### Task item
Only lines with the string "Payrolls" matter here; gather them from the material below.
--------------------------------------------------
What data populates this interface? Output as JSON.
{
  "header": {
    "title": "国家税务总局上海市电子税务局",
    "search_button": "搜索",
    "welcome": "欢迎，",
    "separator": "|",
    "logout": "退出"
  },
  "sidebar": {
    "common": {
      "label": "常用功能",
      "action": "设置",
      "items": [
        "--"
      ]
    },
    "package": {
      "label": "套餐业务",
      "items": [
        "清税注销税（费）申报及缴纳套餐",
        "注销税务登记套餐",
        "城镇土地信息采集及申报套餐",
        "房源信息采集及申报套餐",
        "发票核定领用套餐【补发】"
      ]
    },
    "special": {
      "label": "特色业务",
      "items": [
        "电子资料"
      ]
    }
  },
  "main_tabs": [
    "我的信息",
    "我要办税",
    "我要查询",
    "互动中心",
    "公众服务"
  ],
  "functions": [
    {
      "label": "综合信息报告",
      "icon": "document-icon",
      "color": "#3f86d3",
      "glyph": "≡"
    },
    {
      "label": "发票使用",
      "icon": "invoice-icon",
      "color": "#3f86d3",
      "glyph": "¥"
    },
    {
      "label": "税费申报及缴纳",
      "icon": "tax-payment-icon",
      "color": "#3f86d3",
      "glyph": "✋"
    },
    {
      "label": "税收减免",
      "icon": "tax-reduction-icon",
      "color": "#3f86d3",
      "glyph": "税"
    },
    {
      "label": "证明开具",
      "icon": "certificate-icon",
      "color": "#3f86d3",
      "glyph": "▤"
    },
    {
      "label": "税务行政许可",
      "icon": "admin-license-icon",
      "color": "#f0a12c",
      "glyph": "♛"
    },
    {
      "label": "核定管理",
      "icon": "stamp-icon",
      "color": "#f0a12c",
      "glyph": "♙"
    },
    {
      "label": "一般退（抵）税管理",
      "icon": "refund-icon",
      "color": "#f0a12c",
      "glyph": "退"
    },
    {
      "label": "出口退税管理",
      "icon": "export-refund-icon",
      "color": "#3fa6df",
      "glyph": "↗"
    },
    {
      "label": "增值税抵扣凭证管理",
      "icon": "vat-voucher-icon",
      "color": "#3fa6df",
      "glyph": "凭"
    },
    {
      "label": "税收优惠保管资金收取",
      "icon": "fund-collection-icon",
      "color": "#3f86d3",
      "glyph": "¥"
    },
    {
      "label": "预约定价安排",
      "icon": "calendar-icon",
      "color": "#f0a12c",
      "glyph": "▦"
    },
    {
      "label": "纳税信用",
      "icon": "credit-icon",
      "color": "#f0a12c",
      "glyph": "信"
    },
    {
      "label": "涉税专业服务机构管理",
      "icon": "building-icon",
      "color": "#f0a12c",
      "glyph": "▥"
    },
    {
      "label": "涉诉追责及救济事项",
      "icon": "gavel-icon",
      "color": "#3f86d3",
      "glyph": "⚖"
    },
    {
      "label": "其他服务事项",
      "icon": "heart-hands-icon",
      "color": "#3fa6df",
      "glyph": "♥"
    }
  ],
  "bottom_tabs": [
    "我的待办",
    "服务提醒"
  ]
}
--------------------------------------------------
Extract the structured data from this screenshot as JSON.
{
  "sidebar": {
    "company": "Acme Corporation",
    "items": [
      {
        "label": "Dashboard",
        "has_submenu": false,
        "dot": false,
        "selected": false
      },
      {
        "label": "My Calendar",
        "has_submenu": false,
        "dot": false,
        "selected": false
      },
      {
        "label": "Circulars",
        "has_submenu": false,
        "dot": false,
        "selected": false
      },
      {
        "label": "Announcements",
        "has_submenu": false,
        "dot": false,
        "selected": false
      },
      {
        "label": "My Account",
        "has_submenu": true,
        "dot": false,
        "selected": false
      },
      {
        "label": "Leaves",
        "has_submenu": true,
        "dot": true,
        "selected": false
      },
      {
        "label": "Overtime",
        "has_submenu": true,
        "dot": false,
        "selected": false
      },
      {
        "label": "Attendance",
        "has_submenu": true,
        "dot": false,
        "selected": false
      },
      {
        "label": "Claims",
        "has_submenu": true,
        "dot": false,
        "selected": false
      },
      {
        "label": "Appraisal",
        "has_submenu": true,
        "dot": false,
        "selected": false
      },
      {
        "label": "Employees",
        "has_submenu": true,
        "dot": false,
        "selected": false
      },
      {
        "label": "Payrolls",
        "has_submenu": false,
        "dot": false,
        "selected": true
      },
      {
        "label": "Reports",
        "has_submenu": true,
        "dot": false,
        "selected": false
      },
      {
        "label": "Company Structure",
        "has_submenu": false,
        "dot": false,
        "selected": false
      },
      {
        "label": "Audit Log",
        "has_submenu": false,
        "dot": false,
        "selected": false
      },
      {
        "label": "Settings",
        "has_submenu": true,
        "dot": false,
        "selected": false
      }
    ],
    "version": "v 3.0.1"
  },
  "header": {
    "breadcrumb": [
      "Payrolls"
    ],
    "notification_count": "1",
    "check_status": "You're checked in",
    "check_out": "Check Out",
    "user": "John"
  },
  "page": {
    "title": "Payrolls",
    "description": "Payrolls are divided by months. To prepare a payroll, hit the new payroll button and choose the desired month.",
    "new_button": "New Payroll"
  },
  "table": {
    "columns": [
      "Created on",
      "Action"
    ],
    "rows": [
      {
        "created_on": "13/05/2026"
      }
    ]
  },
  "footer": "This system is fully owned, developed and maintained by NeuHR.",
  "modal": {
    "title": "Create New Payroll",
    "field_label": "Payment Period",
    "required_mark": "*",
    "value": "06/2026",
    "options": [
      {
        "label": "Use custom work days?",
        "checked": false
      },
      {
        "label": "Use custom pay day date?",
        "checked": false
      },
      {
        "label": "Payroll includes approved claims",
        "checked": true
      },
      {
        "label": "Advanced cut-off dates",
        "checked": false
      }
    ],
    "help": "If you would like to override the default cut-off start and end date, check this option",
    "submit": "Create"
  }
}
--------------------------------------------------
### Answer space
        "label": "Payrolls",
      "Payrolls"
    "title": "Payrolls",
    "description": "Payrolls are divided by months. To prepare a payroll, hit the new payroll button and choose the desired month.",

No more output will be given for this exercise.